Well, guess what? Aw, heck, you know already, Mangini has beaten the odds again. He and his staff will live to coach another season, Holmgren and the Browns announced midway through Thursday afternoon.
Good for Holmgren. Being a former – and maybe future – head coach himself, he didn't really want to pull the plug on the guy after just one season. That wouldn't have been fair. He can rest easy tonight knowing he treated the Browns' bad start-good finish type of Jekyll and Hyde season as the glass being half-full, not half-empty.
And, more importantly, good for Mangini, who, if he had been fired for the second time in a year, would have fallen back to the point where he would have been almost as close to filling up that soda machine again as he would have been to getting another NFL head coaching job anytime soon – or maybe anytime, period.
Now, after doing all the heavy work last year, he gets the chance to take the job to the next level.
And as part of that, he has to take the Browns to the next level.
Keep that talk about "the process" to a minimum and replace it instead with victories. If he has just one win after 12 games in 2010, as he did in 2009, then the clock will strike 12 and this time the curtain will come down on his tenure in Cleveland.
The 2009 season was his grace period. The 2010 campaign will carry no grace with it. The Browns will have to hit the ground running, not stumbling, bumbling, and fumbling again.

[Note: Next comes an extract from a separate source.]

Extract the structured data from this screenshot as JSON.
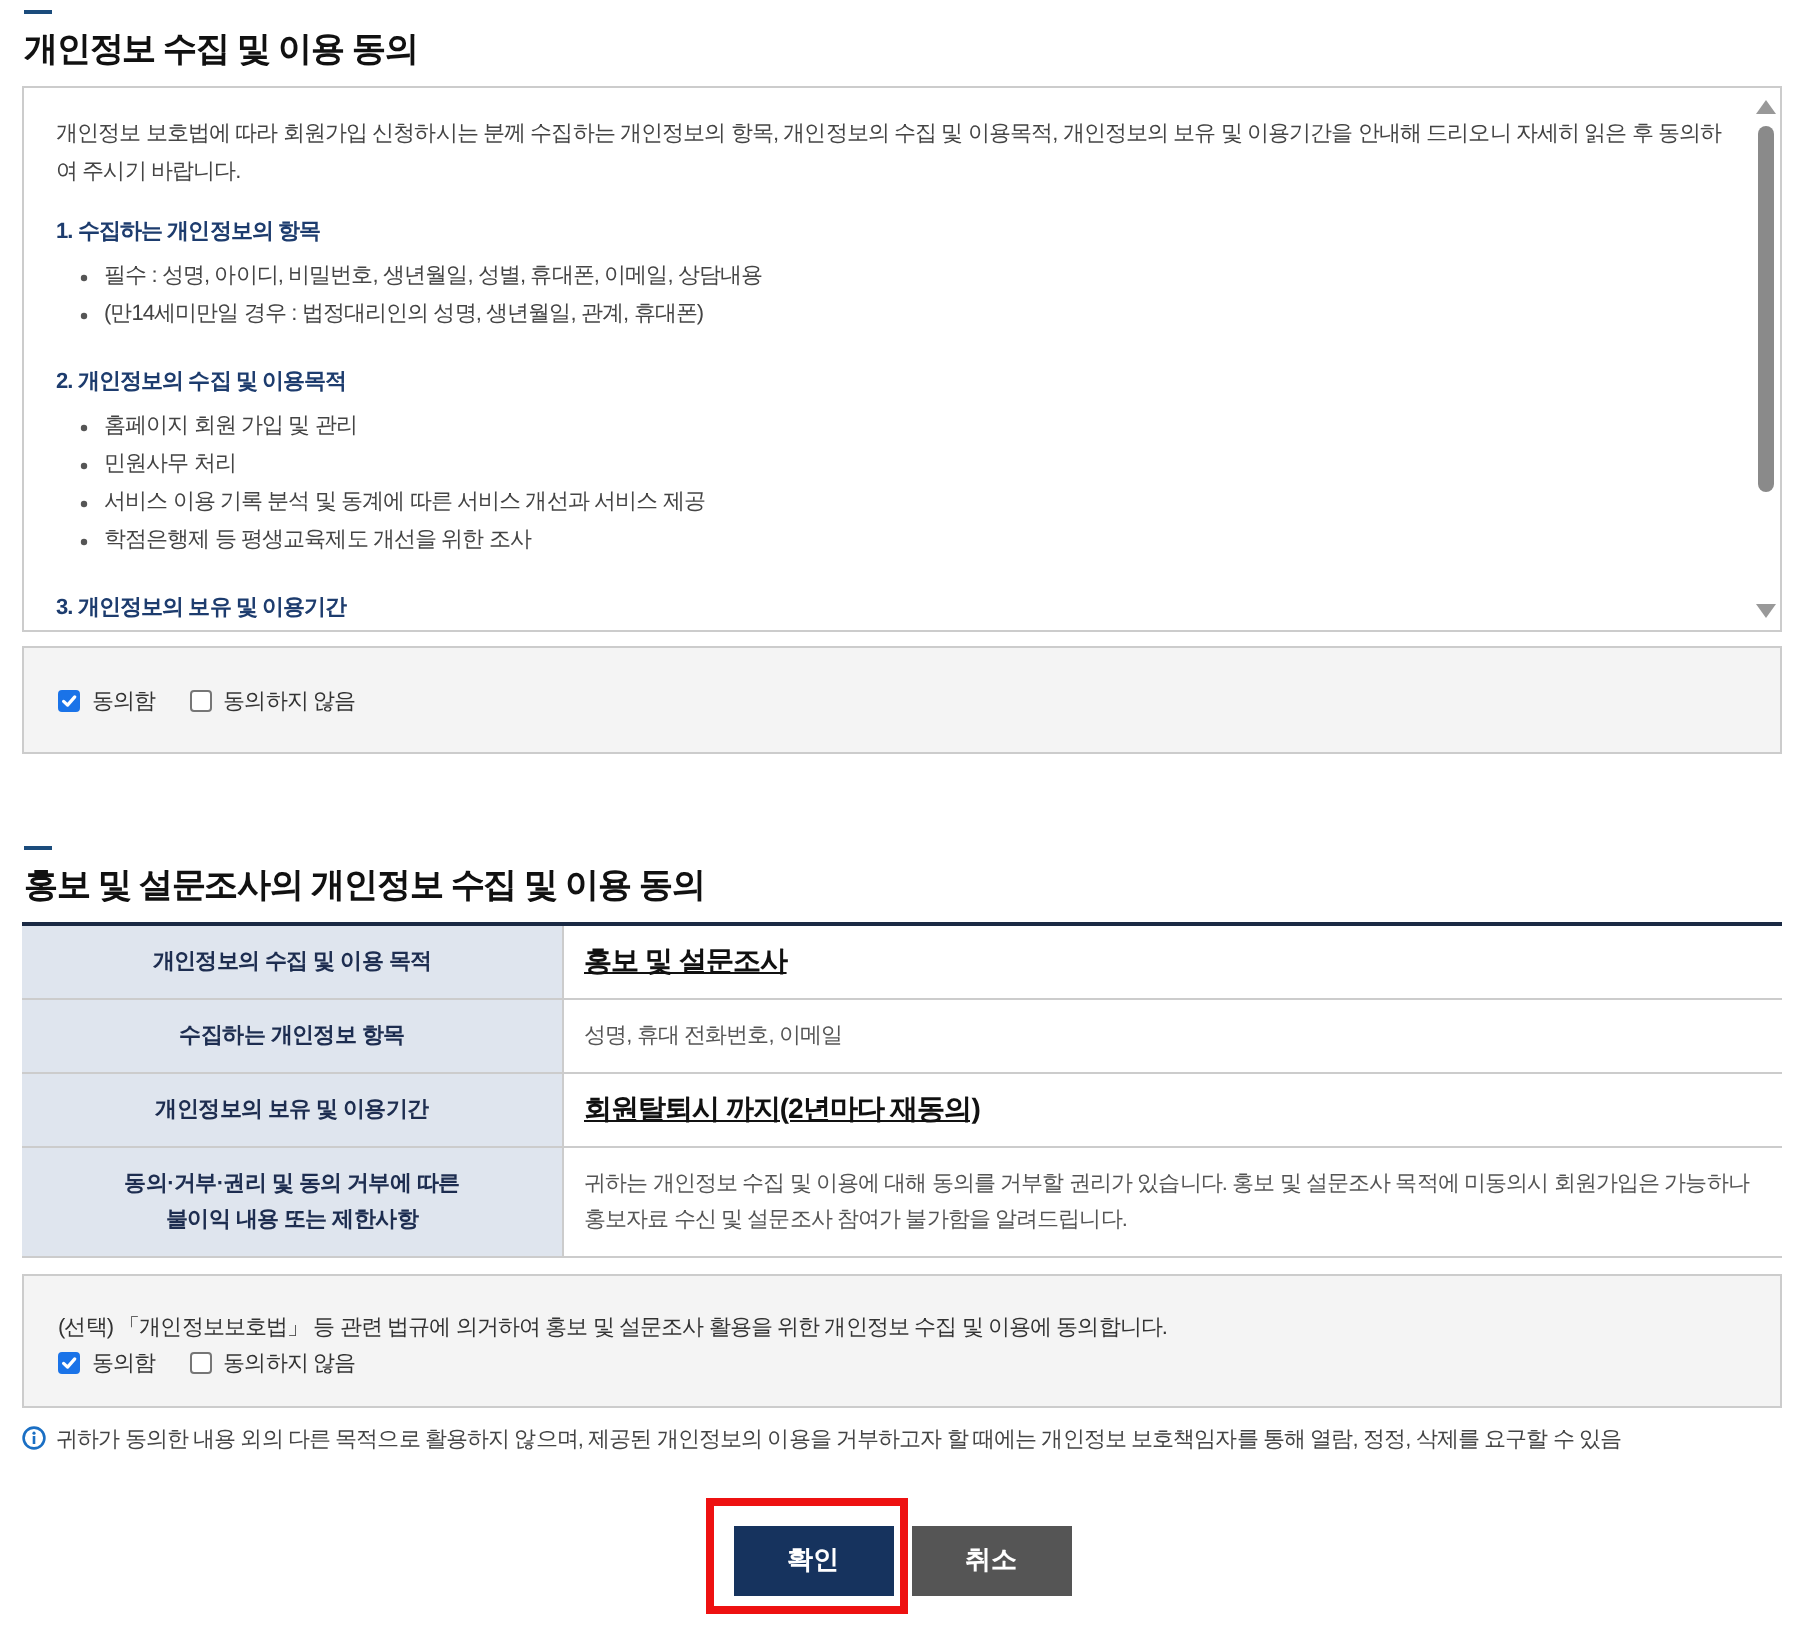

This losing in the expansion era has got to end, and Mangini has got to understand that. He's not coaching this team in a vacuum. There are fans and media members watching the club's every move. They want success, not a process. They expect much better this time around. Mangini has to deliver.
The empty seats at Cleveland Browns Stadium as the season wore down, the anger of the fans and the venom being spewed by the media, especially the national bunch with all those unkind caricatures of Mangini, weren't mirages or dreams. They were as real as the team's 5-11 finish, marking the second straight time and the ninth time in 11 seasons in this expansion era that the proud Browns – the team with 16 Pro Football Hall of Famers – have lost more games than they've won.
Somewhere, Otto Graham, Bill Willis, Lou Groza, Marion Motley and Dante Lavelli are turning over in their graves.
Eric, another season like the one in 2009, and the ghost of Paul Brown may come back and make you run laps around the practice field – again and again and again until your tongue hangs out.
The guess here is that Mangini, who's an extremely intelligent guy, understands all this fully. He knows he probably pushed the envelope pretty far this time – almost too far. He almost lost it all.
But now he gets a reprieve. He gets to be a football coach and not the guy in charge of everything else. And his big boss is a former football coach who remembered the time that his GM in Green Bay, Ron Wolf, told him that he would never give him a player he didn't want.
It's a good situation -- it really is – for Mangini.
Now Mangini has a chance to make it better.
Turn the Browns, who, according to former GM Phil Savage, had their best times in the black and white days, into a consistent winner? Come on, man. Can he do that?
Well, he's beaten the odds to this point, hasn't he?